Your answer consists of the lines in the data that contain "Grease". Copy each of them.
━━━
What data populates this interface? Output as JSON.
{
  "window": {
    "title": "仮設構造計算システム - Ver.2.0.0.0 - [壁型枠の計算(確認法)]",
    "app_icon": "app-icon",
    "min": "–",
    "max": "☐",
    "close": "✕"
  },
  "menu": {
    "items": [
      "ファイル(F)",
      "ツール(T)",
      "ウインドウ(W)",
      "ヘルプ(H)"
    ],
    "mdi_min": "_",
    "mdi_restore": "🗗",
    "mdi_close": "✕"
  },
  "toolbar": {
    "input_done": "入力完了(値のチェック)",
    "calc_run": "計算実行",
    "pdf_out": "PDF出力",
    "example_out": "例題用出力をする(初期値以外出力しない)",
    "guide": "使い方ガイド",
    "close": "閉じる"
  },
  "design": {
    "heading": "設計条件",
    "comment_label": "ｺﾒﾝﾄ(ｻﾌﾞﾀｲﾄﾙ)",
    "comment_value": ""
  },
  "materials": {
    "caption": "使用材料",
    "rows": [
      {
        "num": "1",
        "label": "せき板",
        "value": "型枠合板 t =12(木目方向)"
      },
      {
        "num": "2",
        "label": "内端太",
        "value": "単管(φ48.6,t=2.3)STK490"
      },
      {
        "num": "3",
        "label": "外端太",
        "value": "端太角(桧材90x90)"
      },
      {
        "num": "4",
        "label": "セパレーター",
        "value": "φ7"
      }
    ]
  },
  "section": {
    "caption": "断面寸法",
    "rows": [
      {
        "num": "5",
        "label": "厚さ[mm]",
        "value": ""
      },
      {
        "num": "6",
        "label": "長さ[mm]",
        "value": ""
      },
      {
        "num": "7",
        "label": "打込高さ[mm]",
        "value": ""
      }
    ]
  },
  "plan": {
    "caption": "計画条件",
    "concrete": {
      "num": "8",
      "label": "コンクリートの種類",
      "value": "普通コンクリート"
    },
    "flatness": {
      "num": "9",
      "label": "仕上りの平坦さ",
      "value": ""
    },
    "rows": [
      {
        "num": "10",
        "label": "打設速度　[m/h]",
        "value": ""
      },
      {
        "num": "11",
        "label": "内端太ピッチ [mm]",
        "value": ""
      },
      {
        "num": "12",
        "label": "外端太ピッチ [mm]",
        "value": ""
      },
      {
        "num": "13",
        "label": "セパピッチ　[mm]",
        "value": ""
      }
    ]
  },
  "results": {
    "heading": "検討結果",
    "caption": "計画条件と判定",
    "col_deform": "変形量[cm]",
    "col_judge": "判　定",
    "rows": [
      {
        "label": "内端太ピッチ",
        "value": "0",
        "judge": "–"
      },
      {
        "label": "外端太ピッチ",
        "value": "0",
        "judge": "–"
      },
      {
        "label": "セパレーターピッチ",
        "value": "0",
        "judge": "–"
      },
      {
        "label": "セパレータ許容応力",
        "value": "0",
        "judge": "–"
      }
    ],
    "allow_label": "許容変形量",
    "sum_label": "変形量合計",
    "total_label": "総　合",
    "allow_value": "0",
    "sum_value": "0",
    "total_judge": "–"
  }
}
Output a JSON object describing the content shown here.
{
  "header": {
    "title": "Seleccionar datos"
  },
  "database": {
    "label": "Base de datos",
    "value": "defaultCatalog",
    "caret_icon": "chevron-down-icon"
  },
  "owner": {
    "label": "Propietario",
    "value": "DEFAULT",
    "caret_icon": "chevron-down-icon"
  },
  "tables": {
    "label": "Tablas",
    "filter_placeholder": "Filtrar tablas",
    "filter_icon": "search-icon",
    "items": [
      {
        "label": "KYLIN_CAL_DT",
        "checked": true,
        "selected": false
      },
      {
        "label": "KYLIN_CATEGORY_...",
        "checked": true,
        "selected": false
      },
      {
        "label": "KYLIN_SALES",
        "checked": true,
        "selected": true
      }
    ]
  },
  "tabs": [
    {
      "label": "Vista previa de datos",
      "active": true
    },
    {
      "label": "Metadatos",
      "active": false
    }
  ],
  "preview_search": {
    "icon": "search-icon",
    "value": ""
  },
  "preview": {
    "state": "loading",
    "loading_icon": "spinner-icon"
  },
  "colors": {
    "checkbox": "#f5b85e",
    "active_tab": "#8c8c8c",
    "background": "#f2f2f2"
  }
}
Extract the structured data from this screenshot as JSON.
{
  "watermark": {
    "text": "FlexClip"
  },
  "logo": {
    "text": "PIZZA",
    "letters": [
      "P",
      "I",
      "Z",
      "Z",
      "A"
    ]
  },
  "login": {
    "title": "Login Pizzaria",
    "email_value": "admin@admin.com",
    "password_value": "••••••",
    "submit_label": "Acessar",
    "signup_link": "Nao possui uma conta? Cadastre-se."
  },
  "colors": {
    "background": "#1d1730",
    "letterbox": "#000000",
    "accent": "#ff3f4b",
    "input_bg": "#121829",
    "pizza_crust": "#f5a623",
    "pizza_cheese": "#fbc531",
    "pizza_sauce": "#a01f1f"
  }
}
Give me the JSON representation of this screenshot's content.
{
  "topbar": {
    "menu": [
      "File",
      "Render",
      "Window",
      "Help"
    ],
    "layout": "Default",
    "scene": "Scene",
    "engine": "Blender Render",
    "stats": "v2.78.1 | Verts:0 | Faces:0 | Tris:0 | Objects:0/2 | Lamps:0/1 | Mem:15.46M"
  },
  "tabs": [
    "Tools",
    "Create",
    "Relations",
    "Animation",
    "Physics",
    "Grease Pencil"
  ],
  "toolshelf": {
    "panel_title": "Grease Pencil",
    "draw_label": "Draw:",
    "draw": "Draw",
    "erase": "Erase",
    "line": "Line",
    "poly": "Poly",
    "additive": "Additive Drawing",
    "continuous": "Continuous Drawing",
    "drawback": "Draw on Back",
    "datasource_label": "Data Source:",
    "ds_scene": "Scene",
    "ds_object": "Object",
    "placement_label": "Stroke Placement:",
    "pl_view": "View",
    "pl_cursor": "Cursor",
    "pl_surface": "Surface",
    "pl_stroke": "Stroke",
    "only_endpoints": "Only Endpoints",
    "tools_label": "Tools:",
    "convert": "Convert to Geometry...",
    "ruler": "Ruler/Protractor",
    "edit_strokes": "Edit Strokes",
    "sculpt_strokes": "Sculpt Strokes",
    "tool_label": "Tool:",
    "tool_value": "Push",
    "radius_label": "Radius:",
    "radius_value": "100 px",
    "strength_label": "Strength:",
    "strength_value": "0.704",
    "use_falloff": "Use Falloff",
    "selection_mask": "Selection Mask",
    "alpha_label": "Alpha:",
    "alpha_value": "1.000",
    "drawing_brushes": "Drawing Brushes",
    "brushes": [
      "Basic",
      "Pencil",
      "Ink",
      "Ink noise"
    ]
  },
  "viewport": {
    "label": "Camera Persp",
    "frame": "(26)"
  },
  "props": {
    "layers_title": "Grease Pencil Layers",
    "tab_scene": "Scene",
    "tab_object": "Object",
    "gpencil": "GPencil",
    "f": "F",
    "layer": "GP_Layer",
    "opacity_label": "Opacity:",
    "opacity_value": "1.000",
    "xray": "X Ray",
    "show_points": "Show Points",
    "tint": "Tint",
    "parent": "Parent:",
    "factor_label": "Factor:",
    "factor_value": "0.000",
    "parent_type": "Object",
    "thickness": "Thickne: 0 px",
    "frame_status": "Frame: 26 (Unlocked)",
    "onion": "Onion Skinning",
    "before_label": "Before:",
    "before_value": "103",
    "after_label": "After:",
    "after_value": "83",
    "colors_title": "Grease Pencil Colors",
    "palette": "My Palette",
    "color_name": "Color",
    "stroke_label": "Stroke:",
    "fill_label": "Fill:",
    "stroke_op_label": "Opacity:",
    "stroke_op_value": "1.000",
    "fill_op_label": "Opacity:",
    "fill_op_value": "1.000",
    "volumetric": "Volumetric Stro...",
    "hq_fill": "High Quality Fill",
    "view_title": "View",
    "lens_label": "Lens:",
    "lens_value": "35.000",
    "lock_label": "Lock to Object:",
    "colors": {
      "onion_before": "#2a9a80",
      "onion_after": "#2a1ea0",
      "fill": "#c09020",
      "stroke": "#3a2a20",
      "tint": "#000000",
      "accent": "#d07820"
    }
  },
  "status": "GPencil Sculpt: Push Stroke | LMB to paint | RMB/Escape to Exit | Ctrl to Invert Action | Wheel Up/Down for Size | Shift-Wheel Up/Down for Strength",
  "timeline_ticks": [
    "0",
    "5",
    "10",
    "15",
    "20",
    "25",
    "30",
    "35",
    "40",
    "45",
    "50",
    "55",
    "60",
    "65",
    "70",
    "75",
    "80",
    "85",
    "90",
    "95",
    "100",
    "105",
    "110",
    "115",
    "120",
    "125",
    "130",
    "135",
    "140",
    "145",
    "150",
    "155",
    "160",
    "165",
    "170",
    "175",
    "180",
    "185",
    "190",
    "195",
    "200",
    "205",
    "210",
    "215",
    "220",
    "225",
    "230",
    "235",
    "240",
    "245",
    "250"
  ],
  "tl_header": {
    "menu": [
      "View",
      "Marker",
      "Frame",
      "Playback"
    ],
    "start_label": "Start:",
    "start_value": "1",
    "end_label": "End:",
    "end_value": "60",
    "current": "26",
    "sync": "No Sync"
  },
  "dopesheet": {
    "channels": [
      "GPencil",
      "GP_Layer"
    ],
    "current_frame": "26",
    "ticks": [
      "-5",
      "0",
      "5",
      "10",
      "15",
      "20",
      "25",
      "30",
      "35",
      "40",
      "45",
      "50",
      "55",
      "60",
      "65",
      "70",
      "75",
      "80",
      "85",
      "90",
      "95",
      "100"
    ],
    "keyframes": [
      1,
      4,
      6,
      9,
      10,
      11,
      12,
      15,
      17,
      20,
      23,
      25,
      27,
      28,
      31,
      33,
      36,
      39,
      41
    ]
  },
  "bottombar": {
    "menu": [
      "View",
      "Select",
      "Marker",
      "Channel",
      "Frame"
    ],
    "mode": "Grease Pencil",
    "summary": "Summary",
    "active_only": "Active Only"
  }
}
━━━
-- EXERCISE SOLUTION --
    "Grease Pencil"
    "panel_title": "Grease Pencil",
    "layers_title": "Grease Pencil Layers",
    "colors_title": "Grease Pencil Colors",
    "mode": "Grease Pencil",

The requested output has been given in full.